Absent Romney, Jeb Bush leads with a mere 15 percent, Sen. Rand Paul (Ky.) is second at 12 percent, and former Arkansas governor Mike Huckabee is third at 11 percent — all within the five-point error margin.

After that, in descending order, are the single-digit candidates, all bunched between 8 and 6 percent: Rep. Paul Ryan (Wis.), Sen. Marco Rubio (Fla.), New Jersey Gov. Chris Christie, Ben Carson and Texas Gov. Rick Perry. Coming in below 5 percent are Sen. Ted Cruz (Tex.), former senator Rick Santorum (Pa.), Louisiana Gov. Bobby Jindal, Ohio Gov. John Kasich and, at 1 percent, Wisconsin Gov. Scott Walker.

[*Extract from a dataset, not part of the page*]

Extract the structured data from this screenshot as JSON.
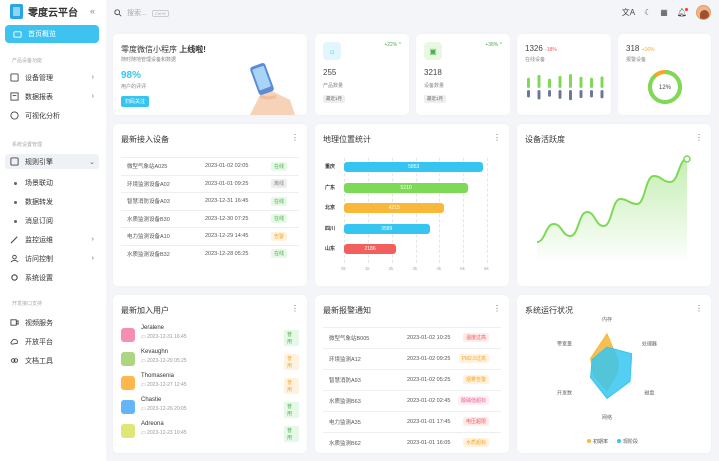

Bush’s support is fairly even through various demographic and economic groups. Huckabee is stronger among women than men, while Rand Paul is the opposite. Paul Ryan does better with Republicans who have college degrees or incomes over $50,000 than he does with those without degrees and making less.

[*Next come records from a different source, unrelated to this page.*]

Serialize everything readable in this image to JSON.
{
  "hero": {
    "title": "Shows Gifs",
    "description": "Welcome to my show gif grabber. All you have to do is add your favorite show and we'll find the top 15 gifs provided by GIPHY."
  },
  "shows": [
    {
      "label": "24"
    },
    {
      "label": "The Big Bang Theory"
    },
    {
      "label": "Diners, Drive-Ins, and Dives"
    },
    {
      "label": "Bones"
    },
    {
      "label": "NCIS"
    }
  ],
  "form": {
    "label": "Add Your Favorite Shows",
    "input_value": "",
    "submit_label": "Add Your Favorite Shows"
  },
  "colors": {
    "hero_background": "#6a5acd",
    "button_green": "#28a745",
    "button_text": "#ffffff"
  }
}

On perhaps the most important divide within the GOP, Bush does significantly better among Republicans who say they do not support the tea party, as befits his establishment pedigree. Huckabee and Paul do better with the much larger group of Republicans who say they back the tea party movement.

Any analysis of 2016 polls comes with the obvious caution: Given the number of candidates and the absence of a clear front-runner, these early measures are far from predictive. Beyond that, they can’t measure the fundraising wherewithal or the political staying power each candidate could bring to a campaign. Because they are national surveys, they don’t take into account strengths or weaknesses in the early states that winnow the field. Most significantly, they don’t measure the quality of campaigning skills.

Examples abound from past campaigns to underscore those caveats.

Huckabee won the Iowa caucuses in 2008, but his campaign was always crippled by lack of money. Hillary Rodham Clinton had great national numbers in 2007 but always looked vulnerable in polls of Iowa Democrats. Perry is Exhibit A of the difference between how a candidate looks on paper and on the campaign trail.

If he decides to run, Bush should be able to raise the money needed, but he is at odds with his party’s base on some key issues, and according to a recent Des Moines Register-Bloomberg Politics poll of Iowa Republicans, he comes in with just 4 percent support in the state whose caucuses kick off the process. The biggest question mark is whether he will even seek the nomination.

Others in the prospective field have even bigger question marks behind their names. Simply put, how many of the prospective candidates look better as this midterm election nears its conclusion than they did in the months right after the 2012 campaign? Readers can draw their own conclusions based on what they’ve seen so far.

Ready for Hillary

On the Democratic side, there are no surprises. It’s still Clinton vs. all others.

In the latest survey, 65 percent of Democrats and Democratic-leaning independents say they favor the former senator and secretary of state for the nomination. Vice President Biden is second at 13 percent, with Sen. Elizabeth Warren (Mass.), who has said repeatedly she has no intention of running, at 10 percent.

Although Clinton’s support is strong through all demographic and economic groups, there are some variations of note. She enjoys far more support among women than men and stronger support among Democrats 50 or older rather than among those younger.

Clinton also wins demonstrably more support among white Christians than among those who say they have no religion. And she does better with white Democrats who do not have a college degree than with those who do. In that way, her profile differs from that of Obama, who has generally done better with voters who have college degrees and post-graduate degrees than those without.

That could prove significant in a general election. If that profile was to translate into her capturing a higher share of the white vote in a general election than Obama managed in 2012 while retaining the Obama coalition of minorities and well-educated whites, Republicans would be in trouble, unless they can offset it by doing better among non-white voters. First, however, they will have to find a candidate.